“We went from 0 to 60 in five seconds,” said Kim Guadagno, Fulfill’s chief executive and president. Hurricane Sandy in 2012 was devastating, she said, but this is worse because “the need is widespread, with no end in sight.”
Last year, before the pandemic, Feeding America, the nation’s largest network of food banks, fed 40 million individuals, many of them children, said Claire Babineaux-Fontenot, the chief executive. “It does underscore the fact that so many people in our country live on a precipice,” she said.
Housing also feels less secure. A recent survey by SurveyMonkey and Apartment List, an online rental marketplace based in San Francisco, showed that a quarter of renters paid only part or none of their rent this month.
“These numbers are extremely worrying,” said Igor Popov, the chief economist at Apartment List. “In a typical economic downturn, when incomes take a hit, many families can downsize or move in together to minimize their rent payments. At a time when we’re sheltering in place, even moves to downgrade housing are difficult.”
Those who have been squeezed the most can expect to be squeezed even more.
Before the coronavirus outbreak, Destination: Home, a Silicon Valley nonprofit that works to prevent homelessness, was on track to give $7 million in financial assistance to about 1,000 families. In March, the organization raised an additional $11 million for coronavirus relief, but was overwhelmed with demand — 4,500 requests in three days — and stopped accepting applications. The waiting list has close to 10,000 people and is growing each day.
“I thought there was nothing that I haven’t been involved in when it comes to homelessness, said Jennifer Loving, chief executive of Destination: Home, “but this is incomprehensibly catastrophic.”

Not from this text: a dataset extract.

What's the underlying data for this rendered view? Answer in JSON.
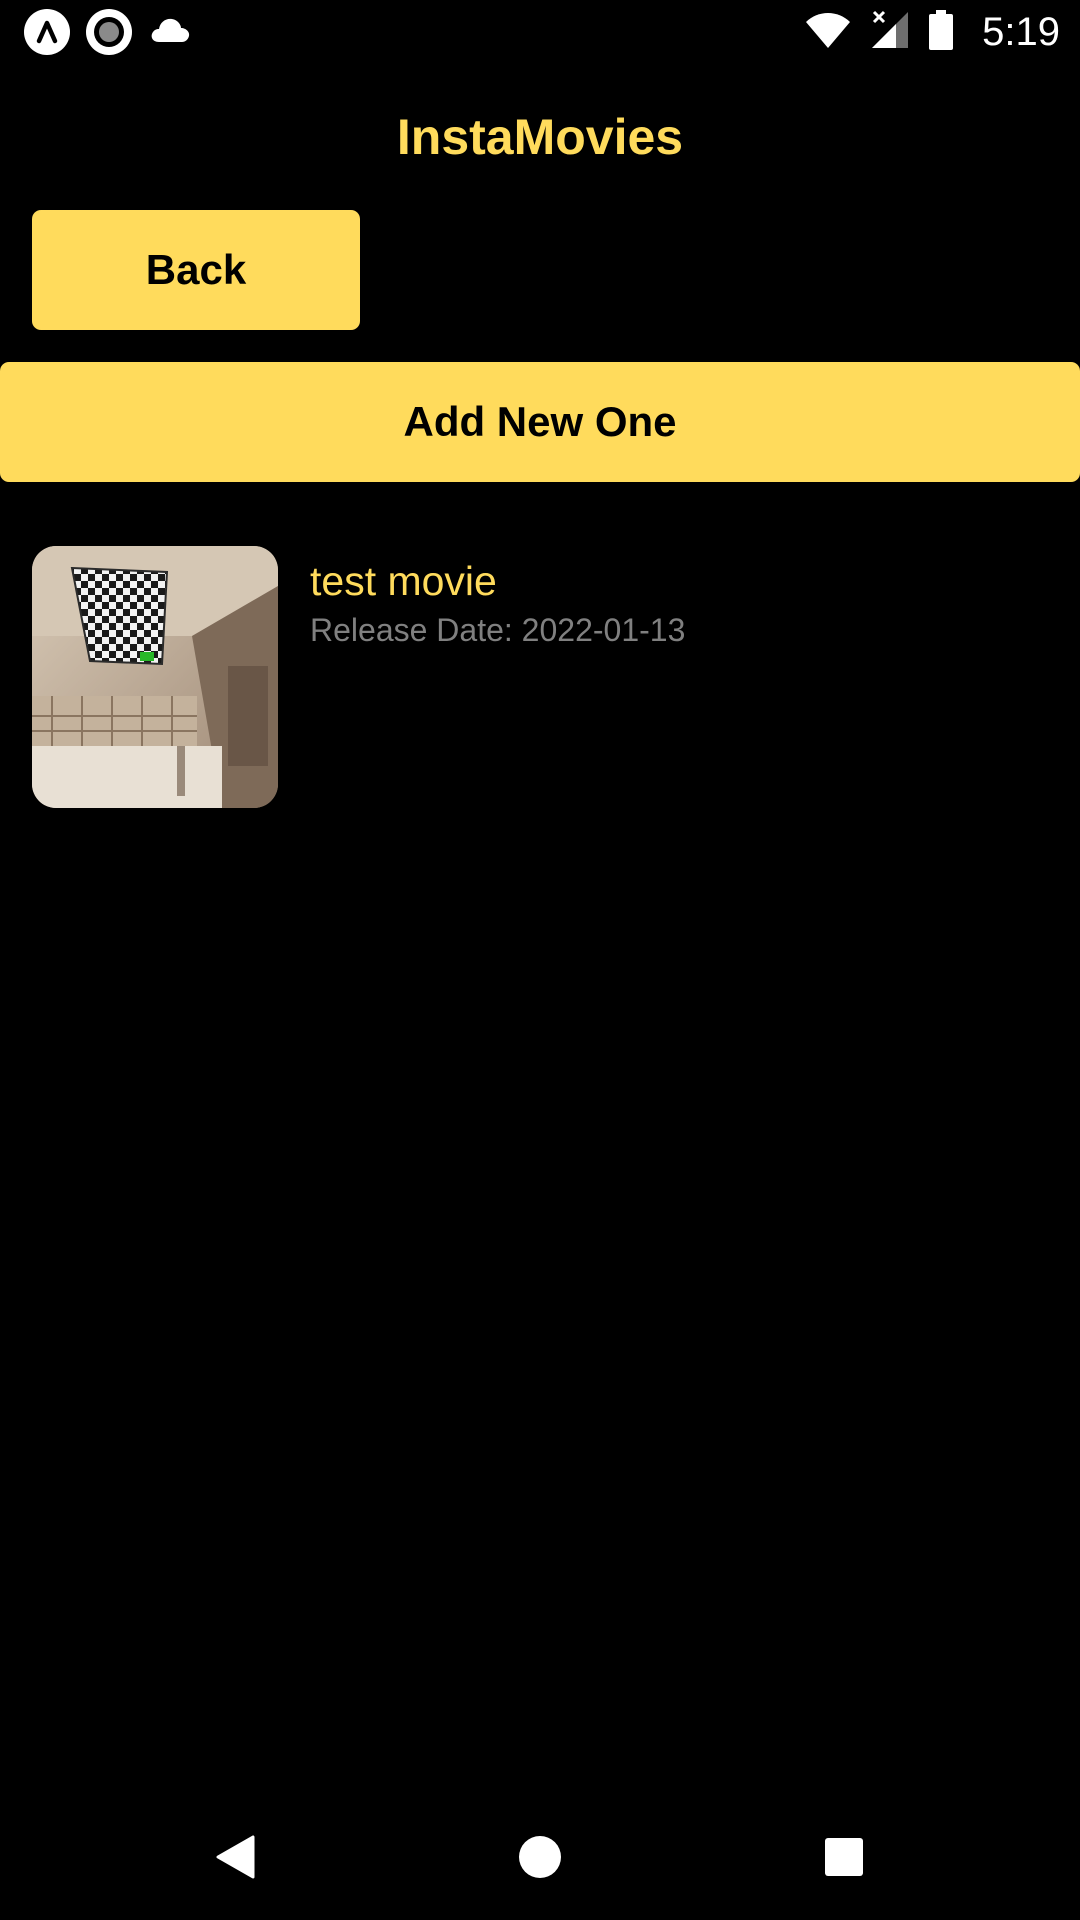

In a report on the economic impact of the coronavirus, the Federal Reserve Bank of Richmond warns that the largest burdens will fall on people who are already the most vulnerable — people in low-paying, insecure jobs.